[Stored data entries]
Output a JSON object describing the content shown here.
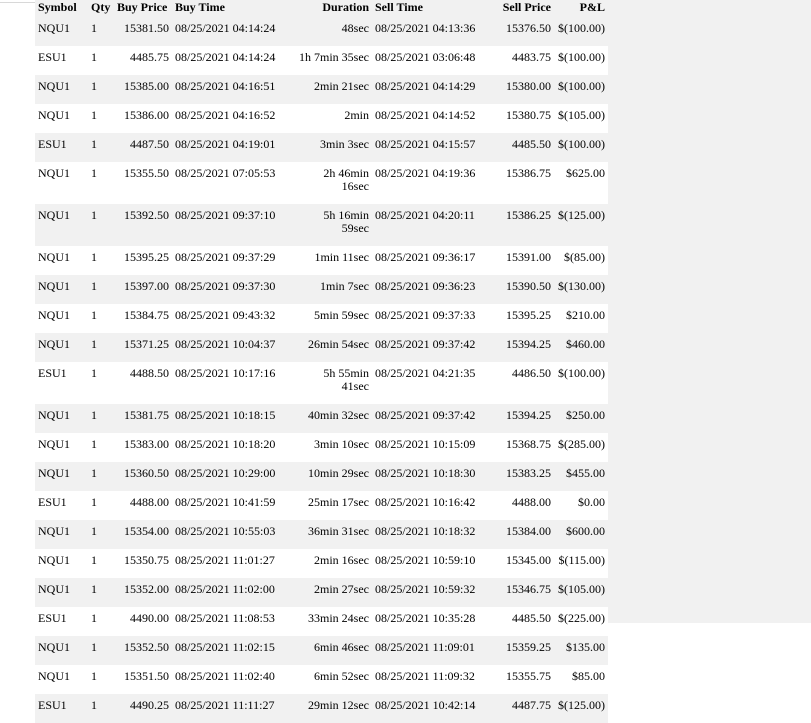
{
  "columns": {
    "symbol": "Symbol",
    "qty": "Qty",
    "buy_price": "Buy Price",
    "buy_time": "Buy Time",
    "duration": "Duration",
    "sell_time": "Sell Time",
    "sell_price": "Sell Price",
    "pnl": "P&L"
  },
  "rows": [
    {
      "symbol": "NQU1",
      "qty": "1",
      "buy_price": "15381.50",
      "buy_time": "08/25/2021 04:14:24",
      "duration": "48sec",
      "sell_time": "08/25/2021 04:13:36",
      "sell_price": "15376.50",
      "pnl": "$(100.00)"
    },
    {
      "symbol": "ESU1",
      "qty": "1",
      "buy_price": "4485.75",
      "buy_time": "08/25/2021 04:14:24",
      "duration": "1h 7min 35sec",
      "sell_time": "08/25/2021 03:06:48",
      "sell_price": "4483.75",
      "pnl": "$(100.00)"
    },
    {
      "symbol": "NQU1",
      "qty": "1",
      "buy_price": "15385.00",
      "buy_time": "08/25/2021 04:16:51",
      "duration": "2min 21sec",
      "sell_time": "08/25/2021 04:14:29",
      "sell_price": "15380.00",
      "pnl": "$(100.00)"
    },
    {
      "symbol": "NQU1",
      "qty": "1",
      "buy_price": "15386.00",
      "buy_time": "08/25/2021 04:16:52",
      "duration": "2min",
      "sell_time": "08/25/2021 04:14:52",
      "sell_price": "15380.75",
      "pnl": "$(105.00)"
    },
    {
      "symbol": "ESU1",
      "qty": "1",
      "buy_price": "4487.50",
      "buy_time": "08/25/2021 04:19:01",
      "duration": "3min 3sec",
      "sell_time": "08/25/2021 04:15:57",
      "sell_price": "4485.50",
      "pnl": "$(100.00)"
    },
    {
      "symbol": "NQU1",
      "qty": "1",
      "buy_price": "15355.50",
      "buy_time": "08/25/2021 07:05:53",
      "duration": "2h 46min 16sec",
      "sell_time": "08/25/2021 04:19:36",
      "sell_price": "15386.75",
      "pnl": "$625.00"
    },
    {
      "symbol": "NQU1",
      "qty": "1",
      "buy_price": "15392.50",
      "buy_time": "08/25/2021 09:37:10",
      "duration": "5h 16min 59sec",
      "sell_time": "08/25/2021 04:20:11",
      "sell_price": "15386.25",
      "pnl": "$(125.00)"
    },
    {
      "symbol": "NQU1",
      "qty": "1",
      "buy_price": "15395.25",
      "buy_time": "08/25/2021 09:37:29",
      "duration": "1min 11sec",
      "sell_time": "08/25/2021 09:36:17",
      "sell_price": "15391.00",
      "pnl": "$(85.00)"
    },
    {
      "symbol": "NQU1",
      "qty": "1",
      "buy_price": "15397.00",
      "buy_time": "08/25/2021 09:37:30",
      "duration": "1min 7sec",
      "sell_time": "08/25/2021 09:36:23",
      "sell_price": "15390.50",
      "pnl": "$(130.00)"
    },
    {
      "symbol": "NQU1",
      "qty": "1",
      "buy_price": "15384.75",
      "buy_time": "08/25/2021 09:43:32",
      "duration": "5min 59sec",
      "sell_time": "08/25/2021 09:37:33",
      "sell_price": "15395.25",
      "pnl": "$210.00"
    },
    {
      "symbol": "NQU1",
      "qty": "1",
      "buy_price": "15371.25",
      "buy_time": "08/25/2021 10:04:37",
      "duration": "26min 54sec",
      "sell_time": "08/25/2021 09:37:42",
      "sell_price": "15394.25",
      "pnl": "$460.00"
    },
    {
      "symbol": "ESU1",
      "qty": "1",
      "buy_price": "4488.50",
      "buy_time": "08/25/2021 10:17:16",
      "duration": "5h 55min 41sec",
      "sell_time": "08/25/2021 04:21:35",
      "sell_price": "4486.50",
      "pnl": "$(100.00)"
    },
    {
      "symbol": "NQU1",
      "qty": "1",
      "buy_price": "15381.75",
      "buy_time": "08/25/2021 10:18:15",
      "duration": "40min 32sec",
      "sell_time": "08/25/2021 09:37:42",
      "sell_price": "15394.25",
      "pnl": "$250.00"
    },
    {
      "symbol": "NQU1",
      "qty": "1",
      "buy_price": "15383.00",
      "buy_time": "08/25/2021 10:18:20",
      "duration": "3min 10sec",
      "sell_time": "08/25/2021 10:15:09",
      "sell_price": "15368.75",
      "pnl": "$(285.00)"
    },
    {
      "symbol": "NQU1",
      "qty": "1",
      "buy_price": "15360.50",
      "buy_time": "08/25/2021 10:29:00",
      "duration": "10min 29sec",
      "sell_time": "08/25/2021 10:18:30",
      "sell_price": "15383.25",
      "pnl": "$455.00"
    },
    {
      "symbol": "ESU1",
      "qty": "1",
      "buy_price": "4488.00",
      "buy_time": "08/25/2021 10:41:59",
      "duration": "25min 17sec",
      "sell_time": "08/25/2021 10:16:42",
      "sell_price": "4488.00",
      "pnl": "$0.00"
    },
    {
      "symbol": "NQU1",
      "qty": "1",
      "buy_price": "15354.00",
      "buy_time": "08/25/2021 10:55:03",
      "duration": "36min 31sec",
      "sell_time": "08/25/2021 10:18:32",
      "sell_price": "15384.00",
      "pnl": "$600.00"
    },
    {
      "symbol": "NQU1",
      "qty": "1",
      "buy_price": "15350.75",
      "buy_time": "08/25/2021 11:01:27",
      "duration": "2min 16sec",
      "sell_time": "08/25/2021 10:59:10",
      "sell_price": "15345.00",
      "pnl": "$(115.00)"
    },
    {
      "symbol": "NQU1",
      "qty": "1",
      "buy_price": "15352.00",
      "buy_time": "08/25/2021 11:02:00",
      "duration": "2min 27sec",
      "sell_time": "08/25/2021 10:59:32",
      "sell_price": "15346.75",
      "pnl": "$(105.00)"
    },
    {
      "symbol": "ESU1",
      "qty": "1",
      "buy_price": "4490.00",
      "buy_time": "08/25/2021 11:08:53",
      "duration": "33min 24sec",
      "sell_time": "08/25/2021 10:35:28",
      "sell_price": "4485.50",
      "pnl": "$(225.00)"
    },
    {
      "symbol": "NQU1",
      "qty": "1",
      "buy_price": "15352.50",
      "buy_time": "08/25/2021 11:02:15",
      "duration": "6min 46sec",
      "sell_time": "08/25/2021 11:09:01",
      "sell_price": "15359.25",
      "pnl": "$135.00"
    },
    {
      "symbol": "NQU1",
      "qty": "1",
      "buy_price": "15351.50",
      "buy_time": "08/25/2021 11:02:40",
      "duration": "6min 52sec",
      "sell_time": "08/25/2021 11:09:32",
      "sell_price": "15355.75",
      "pnl": "$85.00"
    },
    {
      "symbol": "ESU1",
      "qty": "1",
      "buy_price": "4490.25",
      "buy_time": "08/25/2021 11:11:27",
      "duration": "29min 12sec",
      "sell_time": "08/25/2021 10:42:14",
      "sell_price": "4487.75",
      "pnl": "$(125.00)"
    }
  ]
}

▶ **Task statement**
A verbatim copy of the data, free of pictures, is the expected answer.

▶ **Solution to the exercise**
Output a JSON object describing the content shown here.
{
  "columns": {
    "symbol": "Symbol",
    "qty": "Qty",
    "buy_price": "Buy Price",
    "buy_time": "Buy Time",
    "duration": "Duration",
    "sell_time": "Sell Time",
    "sell_price": "Sell Price",
    "pnl": "P&L"
  },
  "rows": [
    {
      "symbol": "NQU1",
      "qty": "1",
      "buy_price": "15381.50",
      "buy_time": "08/25/2021 04:14:24",
      "duration": "48sec",
      "sell_time": "08/25/2021 04:13:36",
      "sell_price": "15376.50",
      "pnl": "$(100.00)"
    },
    {
      "symbol": "ESU1",
      "qty": "1",
      "buy_price": "4485.75",
      "buy_time": "08/25/2021 04:14:24",
      "duration": "1h 7min 35sec",
      "sell_time": "08/25/2021 03:06:48",
      "sell_price": "4483.75",
      "pnl": "$(100.00)"
    },
    {
      "symbol": "NQU1",
      "qty": "1",
      "buy_price": "15385.00",
      "buy_time": "08/25/2021 04:16:51",
      "duration": "2min 21sec",
      "sell_time": "08/25/2021 04:14:29",
      "sell_price": "15380.00",
      "pnl": "$(100.00)"
    },
    {
      "symbol": "NQU1",
      "qty": "1",
      "buy_price": "15386.00",
      "buy_time": "08/25/2021 04:16:52",
      "duration": "2min",
      "sell_time": "08/25/2021 04:14:52",
      "sell_price": "15380.75",
      "pnl": "$(105.00)"
    },
    {
      "symbol": "ESU1",
      "qty": "1",
      "buy_price": "4487.50",
      "buy_time": "08/25/2021 04:19:01",
      "duration": "3min 3sec",
      "sell_time": "08/25/2021 04:15:57",
      "sell_price": "4485.50",
      "pnl": "$(100.00)"
    },
    {
      "symbol": "NQU1",
      "qty": "1",
      "buy_price": "15355.50",
      "buy_time": "08/25/2021 07:05:53",
      "duration": "2h 46min 16sec",
      "sell_time": "08/25/2021 04:19:36",
      "sell_price": "15386.75",
      "pnl": "$625.00"
    },
    {
      "symbol": "NQU1",
      "qty": "1",
      "buy_price": "15392.50",
      "buy_time": "08/25/2021 09:37:10",
      "duration": "5h 16min 59sec",
      "sell_time": "08/25/2021 04:20:11",
      "sell_price": "15386.25",
      "pnl": "$(125.00)"
    },
    {
      "symbol": "NQU1",
      "qty": "1",
      "buy_price": "15395.25",
      "buy_time": "08/25/2021 09:37:29",
      "duration": "1min 11sec",
      "sell_time": "08/25/2021 09:36:17",
      "sell_price": "15391.00",
      "pnl": "$(85.00)"
    },
    {
      "symbol": "NQU1",
      "qty": "1",
      "buy_price": "15397.00",
      "buy_time": "08/25/2021 09:37:30",
      "duration": "1min 7sec",
      "sell_time": "08/25/2021 09:36:23",
      "sell_price": "15390.50",
      "pnl": "$(130.00)"
    },
    {
      "symbol": "NQU1",
      "qty": "1",
      "buy_price": "15384.75",
      "buy_time": "08/25/2021 09:43:32",
      "duration": "5min 59sec",
      "sell_time": "08/25/2021 09:37:33",
      "sell_price": "15395.25",
      "pnl": "$210.00"
    },
    {
      "symbol": "NQU1",
      "qty": "1",
      "buy_price": "15371.25",
      "buy_time": "08/25/2021 10:04:37",
      "duration": "26min 54sec",
      "sell_time": "08/25/2021 09:37:42",
      "sell_price": "15394.25",
      "pnl": "$460.00"
    },
    {
      "symbol": "ESU1",
      "qty": "1",
      "buy_price": "4488.50",
      "buy_time": "08/25/2021 10:17:16",
      "duration": "5h 55min 41sec",
      "sell_time": "08/25/2021 04:21:35",
      "sell_price": "4486.50",
      "pnl": "$(100.00)"
    },
    {
      "symbol": "NQU1",
      "qty": "1",
      "buy_price": "15381.75",
      "buy_time": "08/25/2021 10:18:15",
      "duration": "40min 32sec",
      "sell_time": "08/25/2021 09:37:42",
      "sell_price": "15394.25",
      "pnl": "$250.00"
    },
    {
      "symbol": "NQU1",
      "qty": "1",
      "buy_price": "15383.00",
      "buy_time": "08/25/2021 10:18:20",
      "duration": "3min 10sec",
      "sell_time": "08/25/2021 10:15:09",
      "sell_price": "15368.75",
      "pnl": "$(285.00)"
    },
    {
      "symbol": "NQU1",
      "qty": "1",
      "buy_price": "15360.50",
      "buy_time": "08/25/2021 10:29:00",
      "duration": "10min 29sec",
      "sell_time": "08/25/2021 10:18:30",
      "sell_price": "15383.25",
      "pnl": "$455.00"
    },
    {
      "symbol": "ESU1",
      "qty": "1",
      "buy_price": "4488.00",
      "buy_time": "08/25/2021 10:41:59",
      "duration": "25min 17sec",
      "sell_time": "08/25/2021 10:16:42",
      "sell_price": "4488.00",
      "pnl": "$0.00"
    },
    {
      "symbol": "NQU1",
      "qty": "1",
      "buy_price": "15354.00",
      "buy_time": "08/25/2021 10:55:03",
      "duration": "36min 31sec",
      "sell_time": "08/25/2021 10:18:32",
      "sell_price": "15384.00",
      "pnl": "$600.00"
    },
    {
      "symbol": "NQU1",
      "qty": "1",
      "buy_price": "15350.75",
      "buy_time": "08/25/2021 11:01:27",
      "duration": "2min 16sec",
      "sell_time": "08/25/2021 10:59:10",
      "sell_price": "15345.00",
      "pnl": "$(115.00)"
    },
    {
      "symbol": "NQU1",
      "qty": "1",
      "buy_price": "15352.00",
      "buy_time": "08/25/2021 11:02:00",
      "duration": "2min 27sec",
      "sell_time": "08/25/2021 10:59:32",
      "sell_price": "15346.75",
      "pnl": "$(105.00)"
    },
    {
      "symbol": "ESU1",
      "qty": "1",
      "buy_price": "4490.00",
      "buy_time": "08/25/2021 11:08:53",
      "duration": "33min 24sec",
      "sell_time": "08/25/2021 10:35:28",
      "sell_price": "4485.50",
      "pnl": "$(225.00)"
    },
    {
      "symbol": "NQU1",
      "qty": "1",
      "buy_price": "15352.50",
      "buy_time": "08/25/2021 11:02:15",
      "duration": "6min 46sec",
      "sell_time": "08/25/2021 11:09:01",
      "sell_price": "15359.25",
      "pnl": "$135.00"
    },
    {
      "symbol": "NQU1",
      "qty": "1",
      "buy_price": "15351.50",
      "buy_time": "08/25/2021 11:02:40",
      "duration": "6min 52sec",
      "sell_time": "08/25/2021 11:09:32",
      "sell_price": "15355.75",
      "pnl": "$85.00"
    },
    {
      "symbol": "ESU1",
      "qty": "1",
      "buy_price": "4490.25",
      "buy_time": "08/25/2021 11:11:27",
      "duration": "29min 12sec",
      "sell_time": "08/25/2021 10:42:14",
      "sell_price": "4487.75",
      "pnl": "$(125.00)"
    }
  ]
}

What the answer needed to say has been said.